Listed entries.
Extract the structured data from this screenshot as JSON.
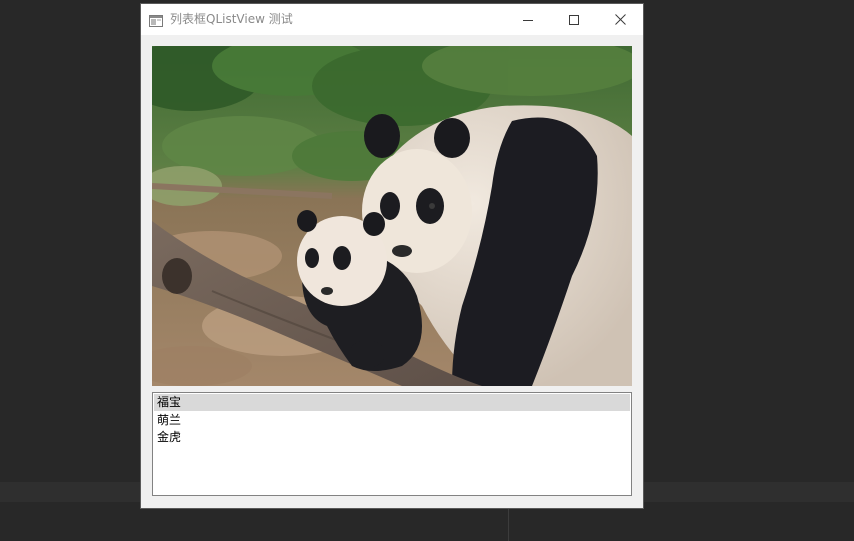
{
  "window": {
    "title": "列表框QListView 测试"
  },
  "titlebar_buttons": {
    "minimize": "minimize-icon",
    "maximize": "maximize-icon",
    "close": "close-icon"
  },
  "image": {
    "subject": "giant-panda-mother-and-cub-photo"
  },
  "list": {
    "items": [
      "福宝",
      "萌兰",
      "金虎"
    ],
    "selected_index": 0
  },
  "colors": {
    "selection": "#d9d9d9",
    "window_bg": "#f0f0f0",
    "desktop_bg": "#282828"
  }
}
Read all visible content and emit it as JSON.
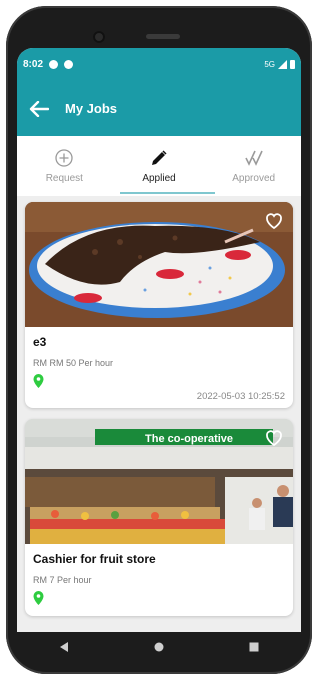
{
  "status_bar": {
    "time": "8:02",
    "network": "5G"
  },
  "app_bar": {
    "title": "My Jobs"
  },
  "tabs": [
    {
      "label": "Request",
      "icon": "plus-circle-icon",
      "active": false
    },
    {
      "label": "Applied",
      "icon": "pencil-icon",
      "active": true
    },
    {
      "label": "Approved",
      "icon": "double-check-icon",
      "active": false
    }
  ],
  "jobs": [
    {
      "title": "e3",
      "rate": "RM RM 50 Per hour",
      "date": "2022-05-03 10:25:52",
      "image": "cake-photo"
    },
    {
      "title": "Cashier for fruit store",
      "rate": "RM 7 Per hour",
      "date": "",
      "image": "fruit-store-photo",
      "store_sign": "The co-operative"
    }
  ],
  "colors": {
    "primary": "#1b9ba7",
    "pin": "#2ecc40",
    "indicator": "#7fc7cf"
  }
}
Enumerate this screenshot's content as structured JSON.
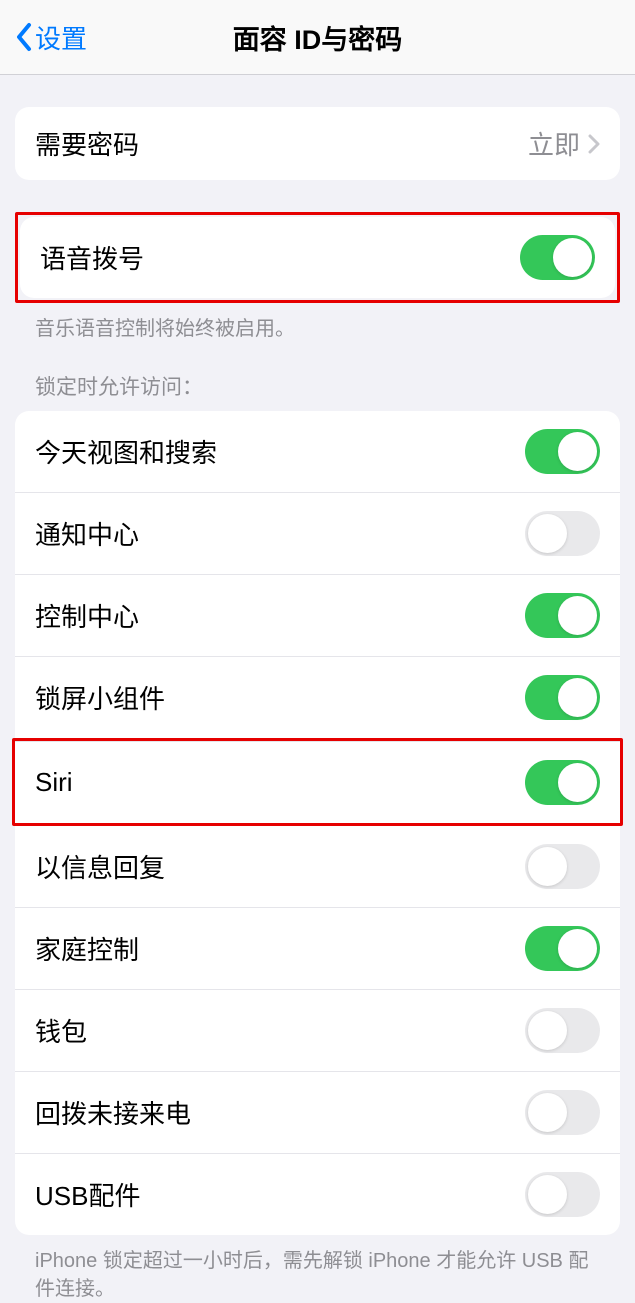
{
  "header": {
    "back_label": "设置",
    "title": "面容 ID与密码"
  },
  "require_passcode": {
    "label": "需要密码",
    "value": "立即"
  },
  "voice_dial": {
    "label": "语音拨号",
    "on": true,
    "footer": "音乐语音控制将始终被启用。"
  },
  "locked_access": {
    "header": "锁定时允许访问：",
    "items": [
      {
        "label": "今天视图和搜索",
        "on": true
      },
      {
        "label": "通知中心",
        "on": false
      },
      {
        "label": "控制中心",
        "on": true
      },
      {
        "label": "锁屏小组件",
        "on": true
      },
      {
        "label": "Siri",
        "on": true,
        "highlight": true
      },
      {
        "label": "以信息回复",
        "on": false
      },
      {
        "label": "家庭控制",
        "on": true
      },
      {
        "label": "钱包",
        "on": false
      },
      {
        "label": "回拨未接来电",
        "on": false
      },
      {
        "label": "USB配件",
        "on": false
      }
    ],
    "footer": "iPhone 锁定超过一小时后，需先解锁 iPhone 才能允许 USB 配件连接。"
  }
}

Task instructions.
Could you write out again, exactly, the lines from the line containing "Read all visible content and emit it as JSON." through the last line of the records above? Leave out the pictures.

Task answer.
Read all visible content and emit it as JSON.
{
  "status_bar": {
    "time": "8:02",
    "network": "5G"
  },
  "app_bar": {
    "title": "My Jobs"
  },
  "tabs": [
    {
      "label": "Request",
      "icon": "plus-circle-icon",
      "active": false
    },
    {
      "label": "Applied",
      "icon": "pencil-icon",
      "active": true
    },
    {
      "label": "Approved",
      "icon": "double-check-icon",
      "active": false
    }
  ],
  "jobs": [
    {
      "title": "e3",
      "rate": "RM RM 50 Per hour",
      "date": "2022-05-03 10:25:52",
      "image": "cake-photo"
    },
    {
      "title": "Cashier for fruit store",
      "rate": "RM 7 Per hour",
      "date": "",
      "image": "fruit-store-photo",
      "store_sign": "The co-operative"
    }
  ],
  "colors": {
    "primary": "#1b9ba7",
    "pin": "#2ecc40",
    "indicator": "#7fc7cf"
  }
}
Enumerate this screenshot's content as structured JSON.
{
  "header": {
    "back_label": "设置",
    "title": "面容 ID与密码"
  },
  "require_passcode": {
    "label": "需要密码",
    "value": "立即"
  },
  "voice_dial": {
    "label": "语音拨号",
    "on": true,
    "footer": "音乐语音控制将始终被启用。"
  },
  "locked_access": {
    "header": "锁定时允许访问：",
    "items": [
      {
        "label": "今天视图和搜索",
        "on": true
      },
      {
        "label": "通知中心",
        "on": false
      },
      {
        "label": "控制中心",
        "on": true
      },
      {
        "label": "锁屏小组件",
        "on": true
      },
      {
        "label": "Siri",
        "on": true,
        "highlight": true
      },
      {
        "label": "以信息回复",
        "on": false
      },
      {
        "label": "家庭控制",
        "on": true
      },
      {
        "label": "钱包",
        "on": false
      },
      {
        "label": "回拨未接来电",
        "on": false
      },
      {
        "label": "USB配件",
        "on": false
      }
    ],
    "footer": "iPhone 锁定超过一小时后，需先解锁 iPhone 才能允许 USB 配件连接。"
  }
}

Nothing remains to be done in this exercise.